In fact three years later and with literally a few thousand more records crammed into ear since my notes were undaunted, eh, for the most part: “It doesn’t go progressive, atmospheric, technical, or even particularly brutal and the only real ‘angle’ that Sentient Horror ends up taking on ‘Morbid Realms’ is a very light melodic edge that often buddies up with rock guitar leads a la their suggested influences“. If we press on to consider songcraft beyond style, perhaps a level of depth many death metal listeners don’t touch upon reveals the greater interest beyond said observations.

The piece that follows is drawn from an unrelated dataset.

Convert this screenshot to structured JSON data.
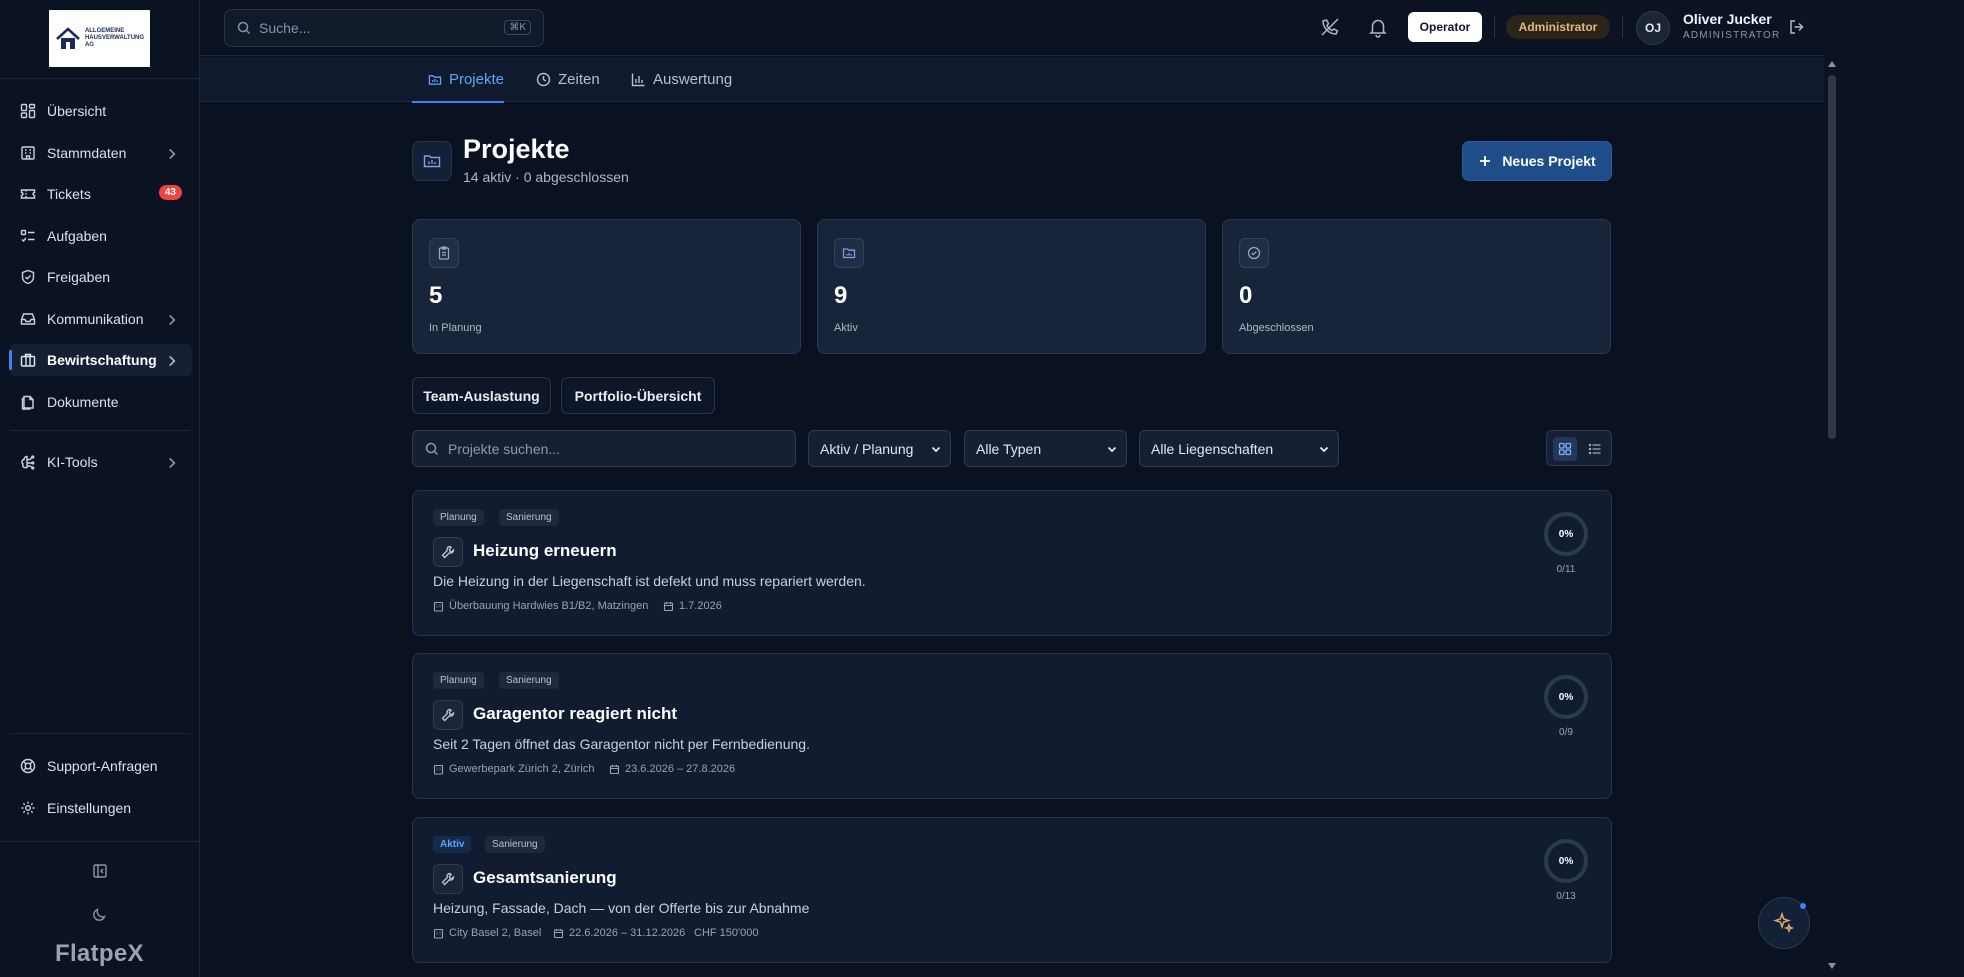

In terms of reading the lyrics, getting the whole story and appreciating the dynamics that Moliti and crew are setting up in draft of each piece we find the value ‘edge’ they’ve long presented. Opener “A Faceless Corpse” while not lyrically, uh, cryptic kicks things off as if they’d resurrected those old Sunlight Studios versions of ‘The Ultimate Incantation‘ dooming its whammy-swinging waltz into view before bullying out a few thrashing tremolo riffed stabs. While that might seem like pretty normal death metal behavior it is notably something new enough for a kickoff into a Sentient Horror record which have tended to simply nuke hard for a few songs in a row before cutting into their melodic edges. Around ~2:46 minutes into the song we get another hit of the fast stuff for the solo and its following verse, and while this might again fit into the greater Swedish death (Dismember strains especially) spheres of movement beyond the flood of (dull) comeback crews in the 2000’s the point is yet set that these folks are yet doing more with their traditional sound than most and you won’t have to dig too hard for nuance.

The title track’s ‘Where Ironcrosses Grow‘ level heft and Obituary-stomped middle section, the harmonized leads atop the thrillingly chunk-sawed rhythms of “Splitting Skulls” and host of well-set pieces round out a very strong Side A experience that most of the second half kinda caves under to start. The werewolf transformation felt on “Descend to Chaos” sorta brushes on past and “The Grave is My Home” feels like the type of run-of-the-mill piece you’d get from a bad Rogga side project wherein a pair of guitar progressions swapped back and forth is the whole record. The savior of the end lot ends up being the well-chosen single “‘Til Death Do Us Part” which eventually swings into the speedier early 90’s Carcass-esque verses we’ve gotten in various shape from Sentient Horror‘s guitarists before. As they lean into slower, moshable pieces more often on this record than ‘Morbid Realms‘ I found myself preferring their faster, more engaging rhythm guitar work overall, likewise finding few leads that’d really stuck with me by the time closer “The Eyes of Dread” rolled around. Though the full listen was technically somewhat uneven for my own taste the first half of the record does successfully carry the experience well enough.

You won’t find me writing about a ton of records in this style this year, or the last few years, simply because the standards which Sentient Horror operate within are so rarely met. There is plenty of the rabid-fanged buzzsaw delirium any Swedish death metal fan would want here and in that sense it should rightfully be a crowd pleaser, but it counts for something in my book that they’ve achieved this writing somewhat tuneful, mostly solid riff-heavy death metal songs without operating within a rushed, dime-a-dozen work ethic. Dunno if the record will stick with me over time but I’ll continue to hold my thumbs up for these folks ’til next time. A moderately high recommendation.

Moderately high recommendation. (75/100)

Rating: 7.5 out of 10.
Info:
ARTIST:SENTIENT HORROR
TITLE:Rites of Gore
LABEL(S):Testimony Records,
Redefining Darkness Records
RELEASE DATE:April 22nd, 2022

Help Support Grizzly Butts’ goals with a donation:

Please consider donating directly to site costs and project funding using PayPal.

$1.00